CORN furniture store 22
Originally uploaded by Linden Lab
I confess that I don’t understand the fascination of virtual reality games. “What’s wrong with real life,” I find myself screaming. Little Girl and her friends, however, enjoy playing with Sims and I now learn that for adults addicted to the online world there are sites such as “Second Life”. There you create an avatar and then presumably live either a mirror image of your own life or, if you have the imagination, a totally different one. The website itself claims to offer “a 3-D virtual world created by its Residents..(which).. has grown explosively and today is inhabited by millions of Residents from around the globe.”

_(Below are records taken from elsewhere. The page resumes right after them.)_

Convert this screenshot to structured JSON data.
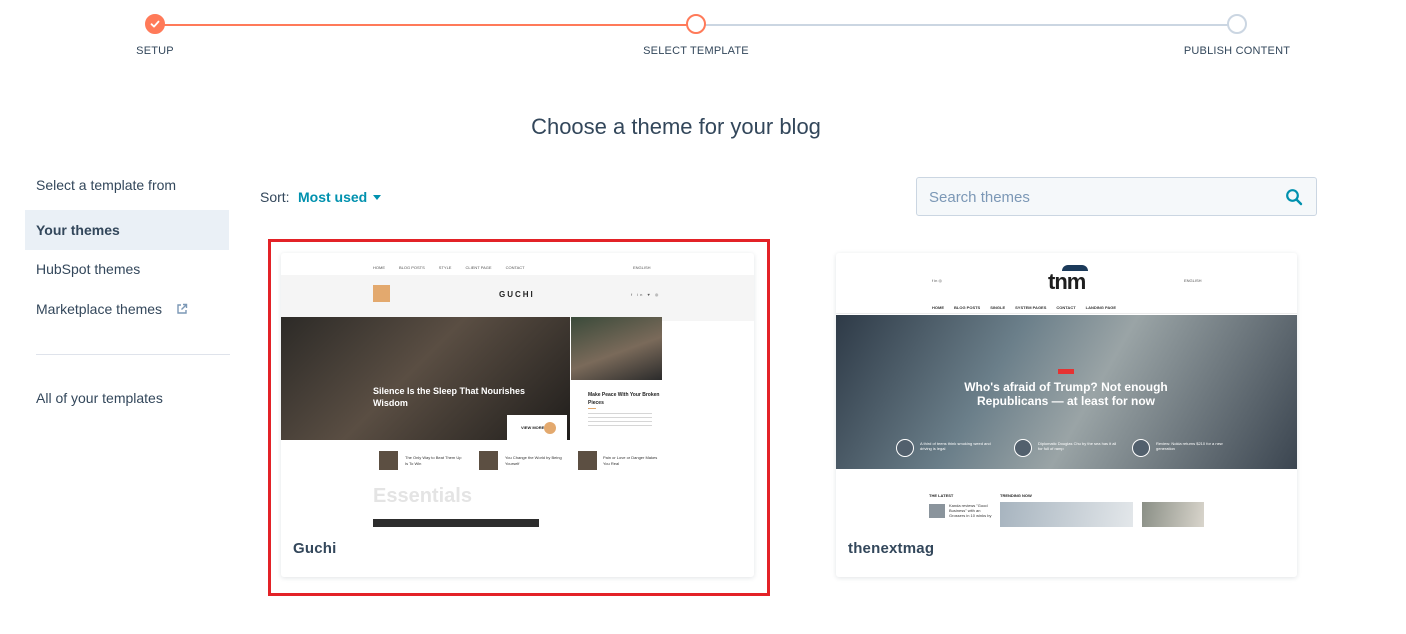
{
  "stepper": {
    "steps": [
      {
        "label": "SETUP",
        "state": "complete"
      },
      {
        "label": "SELECT TEMPLATE",
        "state": "current"
      },
      {
        "label": "PUBLISH CONTENT",
        "state": "upcoming"
      }
    ]
  },
  "page": {
    "title": "Choose a theme for your blog"
  },
  "sidebar": {
    "heading": "Select a template from",
    "items": [
      {
        "label": "Your themes",
        "active": true
      },
      {
        "label": "HubSpot themes",
        "active": false
      },
      {
        "label": "Marketplace themes",
        "active": false,
        "icon": "external-link-icon"
      }
    ],
    "footer_item": "All of your templates"
  },
  "sort": {
    "label": "Sort:",
    "value": "Most used"
  },
  "search": {
    "placeholder": "Search themes",
    "value": ""
  },
  "themes": [
    {
      "name": "Guchi",
      "selected": true,
      "preview": {
        "nav": [
          "HOME",
          "BLOG POSTS",
          "STYLE",
          "CLIENT PAGE",
          "CONTACT"
        ],
        "lang": "ENGLISH",
        "logo": "GUCHI",
        "hero_title": "Silence Is the Sleep That Nourishes Wisdom",
        "read_more": "VIEW MORE",
        "side_title": "Make Peace With Your Broken Pieces",
        "posts": [
          "The Only Way to Beat Them Up Is To Win",
          "You Change the World by Being Yourself",
          "Pain or Love or Danger Makes You Real"
        ],
        "section": "Essentials"
      }
    },
    {
      "name": "thenextmag",
      "selected": false,
      "preview": {
        "logo": "tnm",
        "lang": "ENGLISH",
        "nav": [
          "HOME",
          "BLOG POSTS",
          "SINGLE",
          "SYSTEM PAGES",
          "CONTACT",
          "LANDING PAGE"
        ],
        "hero_title": "Who's afraid of Trump? Not enough Republicans — at least for now",
        "mini_posts": [
          "A third of teens think smoking weed and driving is legal",
          "Diplomatic Douglas Chu by the sea has it all for full of ramp",
          "Review: Nokia returns $210 for a new generation"
        ],
        "latest": "THE LATEST",
        "trending": "TRENDING NOW",
        "latest_post": "Kanda reviews \"Good Business\" with an Grossers in 10 winks by"
      }
    }
  ],
  "colors": {
    "accent": "#ff7a59",
    "link": "#0091ae",
    "text": "#33475b",
    "selection": "#e32227",
    "inactive_step": "#cbd6e2"
  }
}
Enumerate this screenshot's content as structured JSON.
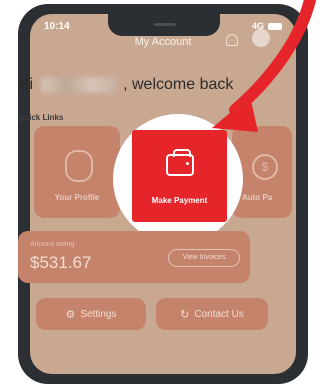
{
  "status_bar": {
    "time": "10:14",
    "signal": "4G"
  },
  "header": {
    "title": "My Account"
  },
  "greeting": {
    "prefix": "Hi",
    "suffix": ", welcome back"
  },
  "quick_links": {
    "label": "Quick Links",
    "tiles": [
      {
        "label": "Your Profile",
        "icon": "profile-shield-icon"
      },
      {
        "label": "Make Payment",
        "icon": "wallet-icon",
        "highlighted": true
      },
      {
        "label": "Auto Pa",
        "icon": "dollar-circle-icon"
      }
    ]
  },
  "account": {
    "amount_label": "Amount owing",
    "amount_value": "$531.67",
    "view_invoices_label": "View Invoices"
  },
  "actions": {
    "settings_label": "Settings",
    "contact_label": "Contact Us"
  },
  "colors": {
    "accent": "#e5252a",
    "tile": "#c4836a",
    "screen_bg": "#c9a891",
    "frame": "#2b2e33"
  }
}
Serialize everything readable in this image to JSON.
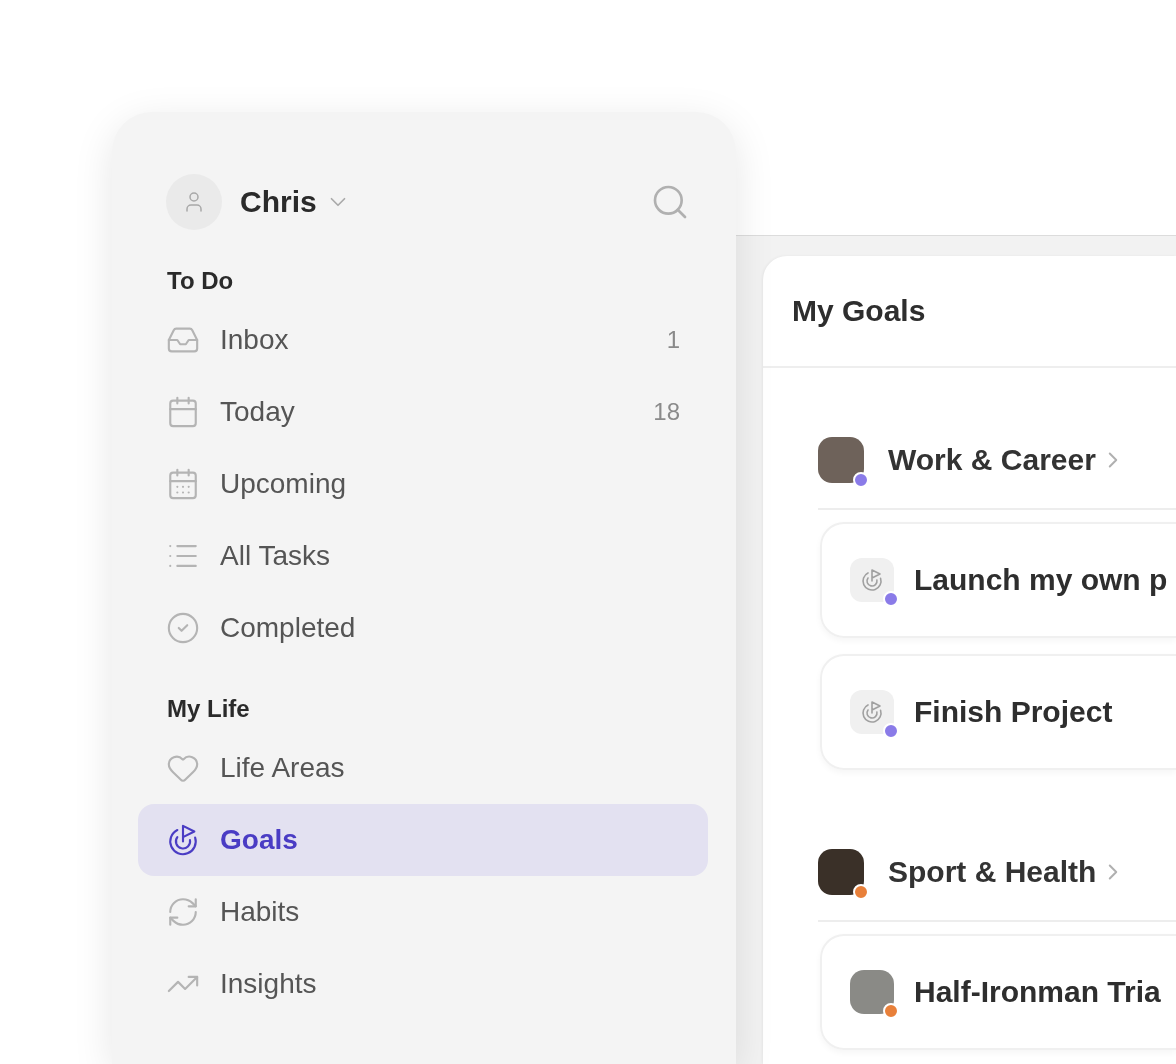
{
  "sidebar": {
    "user": {
      "name": "Chris"
    },
    "sections": [
      {
        "title": "To Do",
        "items": [
          {
            "label": "Inbox",
            "count": "1",
            "selected": false
          },
          {
            "label": "Today",
            "count": "18",
            "selected": false
          },
          {
            "label": "Upcoming",
            "selected": false
          },
          {
            "label": "All Tasks",
            "selected": false
          },
          {
            "label": "Completed",
            "selected": false
          }
        ]
      },
      {
        "title": "My Life",
        "items": [
          {
            "label": "Life Areas",
            "selected": false
          },
          {
            "label": "Goals",
            "selected": true
          },
          {
            "label": "Habits",
            "selected": false
          },
          {
            "label": "Insights",
            "selected": false
          }
        ]
      }
    ]
  },
  "main": {
    "title": "My Goals",
    "areas": [
      {
        "name": "Work & Career",
        "color": "#8a7be8",
        "goals": [
          {
            "title": "Launch my own p",
            "kind": "goal"
          },
          {
            "title": "Finish Project",
            "kind": "goal"
          }
        ]
      },
      {
        "name": "Sport & Health",
        "color": "#e8803a",
        "goals": [
          {
            "title": "Half-Ironman Tria",
            "kind": "photo"
          }
        ]
      }
    ]
  }
}
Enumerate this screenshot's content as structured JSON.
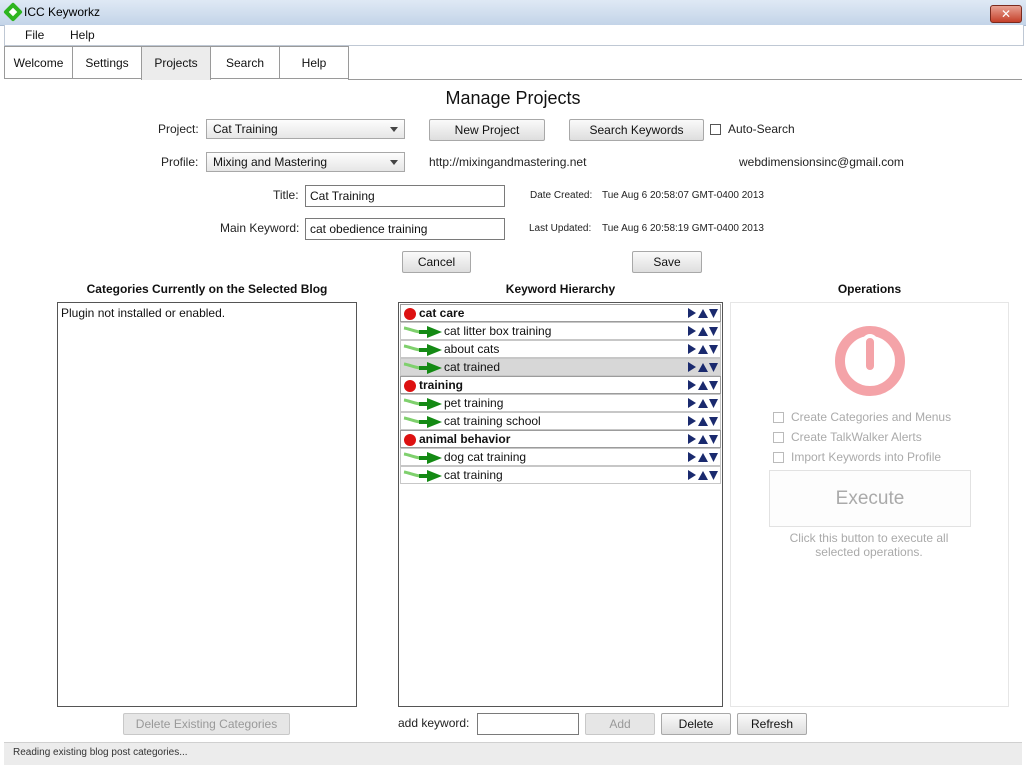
{
  "window": {
    "title": "ICC Keyworkz",
    "close_label": "✕"
  },
  "menu": [
    "File",
    "Help"
  ],
  "tabs": [
    {
      "label": "Welcome",
      "active": false
    },
    {
      "label": "Settings",
      "active": false
    },
    {
      "label": "Projects",
      "active": true
    },
    {
      "label": "Search",
      "active": false
    },
    {
      "label": "Help",
      "active": false
    }
  ],
  "page_title": "Manage Projects",
  "form": {
    "project_label": "Project:",
    "project_value": "Cat Training",
    "new_project": "New Project",
    "search_keywords": "Search Keywords",
    "auto_search": "Auto-Search",
    "profile_label": "Profile:",
    "profile_value": "Mixing and Mastering",
    "profile_url": "http://mixingandmastering.net",
    "profile_email": "webdimensionsinc@gmail.com",
    "title_label": "Title:",
    "title_value": "Cat Training",
    "main_keyword_label": "Main Keyword:",
    "main_keyword_value": "cat obedience training",
    "date_created_label": "Date Created:",
    "date_created_value": "Tue Aug 6 20:58:07 GMT-0400 2013",
    "last_updated_label": "Last Updated:",
    "last_updated_value": "Tue Aug 6 20:58:19 GMT-0400 2013",
    "cancel": "Cancel",
    "save": "Save"
  },
  "categories": {
    "heading": "Categories Currently on the Selected Blog",
    "message": "Plugin not installed or enabled.",
    "delete_button": "Delete Existing Categories"
  },
  "keywords": {
    "heading": "Keyword Hierarchy",
    "rows": [
      {
        "label": "cat care",
        "level": 0,
        "selected": false
      },
      {
        "label": "cat litter box training",
        "level": 1,
        "selected": false
      },
      {
        "label": "about cats",
        "level": 1,
        "selected": false
      },
      {
        "label": "cat trained",
        "level": 1,
        "selected": true
      },
      {
        "label": "training",
        "level": 0,
        "selected": false
      },
      {
        "label": "pet training",
        "level": 1,
        "selected": false
      },
      {
        "label": "cat training school",
        "level": 1,
        "selected": false
      },
      {
        "label": "animal behavior",
        "level": 0,
        "selected": false
      },
      {
        "label": "dog cat training",
        "level": 1,
        "selected": false
      },
      {
        "label": "cat training",
        "level": 1,
        "selected": false
      }
    ],
    "add_label": "add keyword:",
    "add_value": "",
    "add_button": "Add",
    "delete_button": "Delete",
    "refresh_button": "Refresh"
  },
  "operations": {
    "heading": "Operations",
    "options": [
      "Create Categories and Menus",
      "Create TalkWalker Alerts",
      "Import Keywords into Profile"
    ],
    "execute_button": "Execute",
    "hint": "Click this button to execute all selected operations.",
    "power_icon_color": "#f4a3a8"
  },
  "status": "Reading existing blog post categories..."
}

A real life London couple are reported today as divorcing because of the antics of the husband’s avatar. It seems it has been found indulging in extra-marital relations with a female avatar and both the real and virtual wives have taken umbrage. So much so that the real wife has spoken to the press and is quoted as describing the actions of her husband’s avatar as the “ultimate betrayal” and “cheating.”
Mind much can be explained by the names of the avatars involved. The wife’s was called Skye, leading one to assume that she could go round with her head in the clouds. The husband’s was called Barmy, which could well have summed up his whole view of virtual life, especially as the husband himself has purportedly said that it’s “a big fuss about nothing.”
Of course, if virtual break-ups are to become commonplace I am wondering if there’s any scope for me to get involved. I was thinking of an avatar called Miss Fortune offering virtual sympathy and divorce. However, I’ve since read that the wife has found a new relationship playing “World of Warcraft” so maybe I should just think about opening a firm in a virtual Anderson shelter under the style of Armageddon and Phoenix.